Collected data entries:
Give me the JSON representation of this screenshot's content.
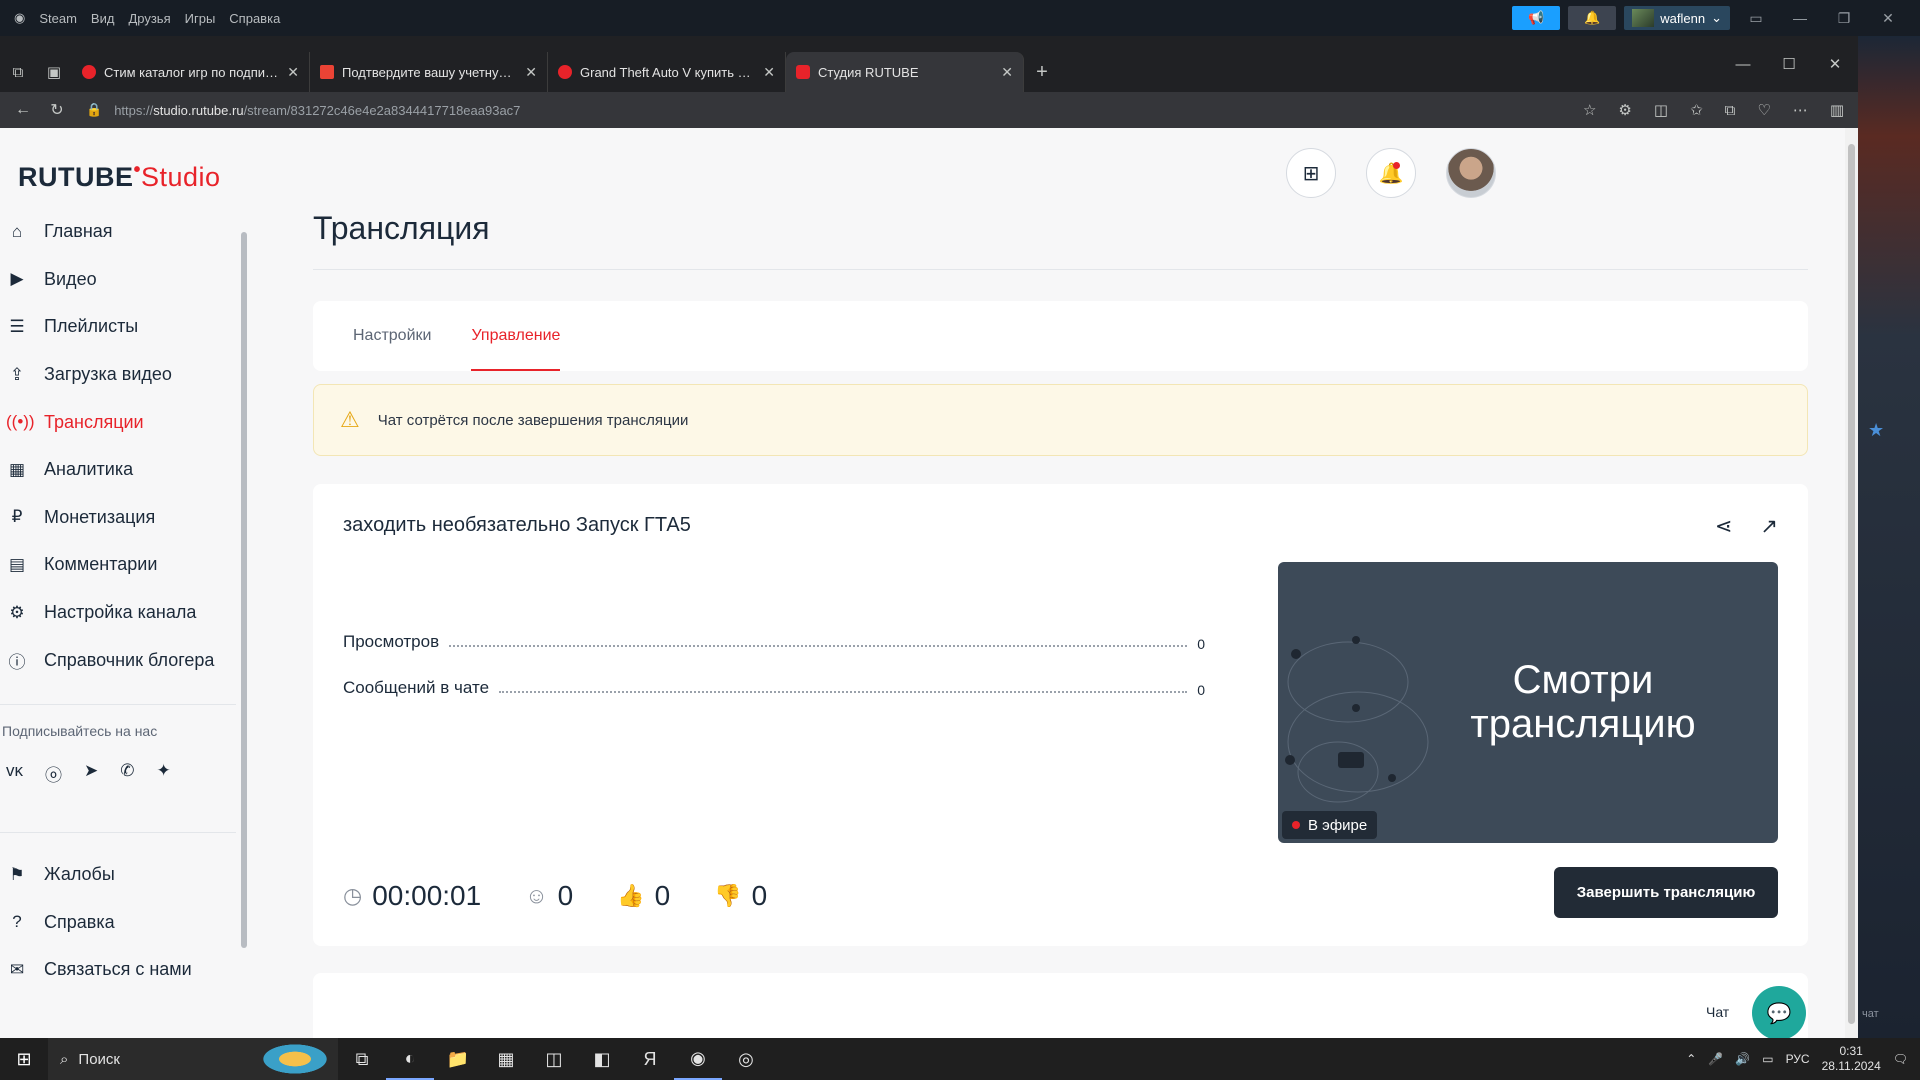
{
  "steam": {
    "menu": [
      "Steam",
      "Вид",
      "Друзья",
      "Игры",
      "Справка"
    ],
    "username": "waflenn"
  },
  "browser": {
    "tabs": [
      {
        "title": "Стим каталог игр по подписке -",
        "color": "#e8232a"
      },
      {
        "title": "Подтвердите вашу учетную запи",
        "color": "#ea4335"
      },
      {
        "title": "Grand Theft Auto V купить Стим",
        "color": "#e8232a"
      },
      {
        "title": "Студия RUTUBE",
        "color": "#e8232a"
      }
    ],
    "url_prefix": "https://",
    "url_host": "studio.rutube.ru",
    "url_path": "/stream/831272c46e4e2a8344417718eaa93ac7"
  },
  "logo": {
    "main": "RUTUBE",
    "studio": "Studio"
  },
  "sidebar": {
    "items": [
      {
        "label": "Главная",
        "icon": "home-icon"
      },
      {
        "label": "Видео",
        "icon": "video-icon"
      },
      {
        "label": "Плейлисты",
        "icon": "playlist-icon"
      },
      {
        "label": "Загрузка видео",
        "icon": "upload-icon"
      },
      {
        "label": "Трансляции",
        "icon": "broadcast-icon"
      },
      {
        "label": "Аналитика",
        "icon": "analytics-icon"
      },
      {
        "label": "Монетизация",
        "icon": "money-icon"
      },
      {
        "label": "Комментарии",
        "icon": "comment-icon"
      },
      {
        "label": "Настройка канала",
        "icon": "gear-icon"
      },
      {
        "label": "Справочник блогера",
        "icon": "guide-icon"
      }
    ],
    "follow_label": "Подписывайтесь на нас",
    "bottom_items": [
      {
        "label": "Жалобы",
        "icon": "flag-icon"
      },
      {
        "label": "Справка",
        "icon": "help-icon"
      },
      {
        "label": "Связаться с нами",
        "icon": "mail-icon"
      }
    ]
  },
  "main": {
    "title": "Трансляция",
    "tabs": [
      {
        "label": "Настройки"
      },
      {
        "label": "Управление"
      }
    ],
    "alert": "Чат сотрётся после завершения трансляции",
    "stream": {
      "title": "заходить необязательно Запуск ГТА5",
      "views_label": "Просмотров",
      "views_value": "0",
      "messages_label": "Сообщений в чате",
      "messages_value": "0",
      "preview_text_line1": "Смотри",
      "preview_text_line2": "трансляцию",
      "live_label": "В эфире",
      "duration": "00:00:01",
      "viewers": "0",
      "likes": "0",
      "dislikes": "0",
      "end_button": "Завершить трансляцию"
    },
    "chat_label": "Чат"
  },
  "taskbar": {
    "search_placeholder": "Поиск",
    "lang": "РУС",
    "time": "0:31",
    "date": "28.11.2024"
  },
  "right_strip": {
    "chat_text": "чат"
  }
}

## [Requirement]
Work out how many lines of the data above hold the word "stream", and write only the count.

## [Response]
2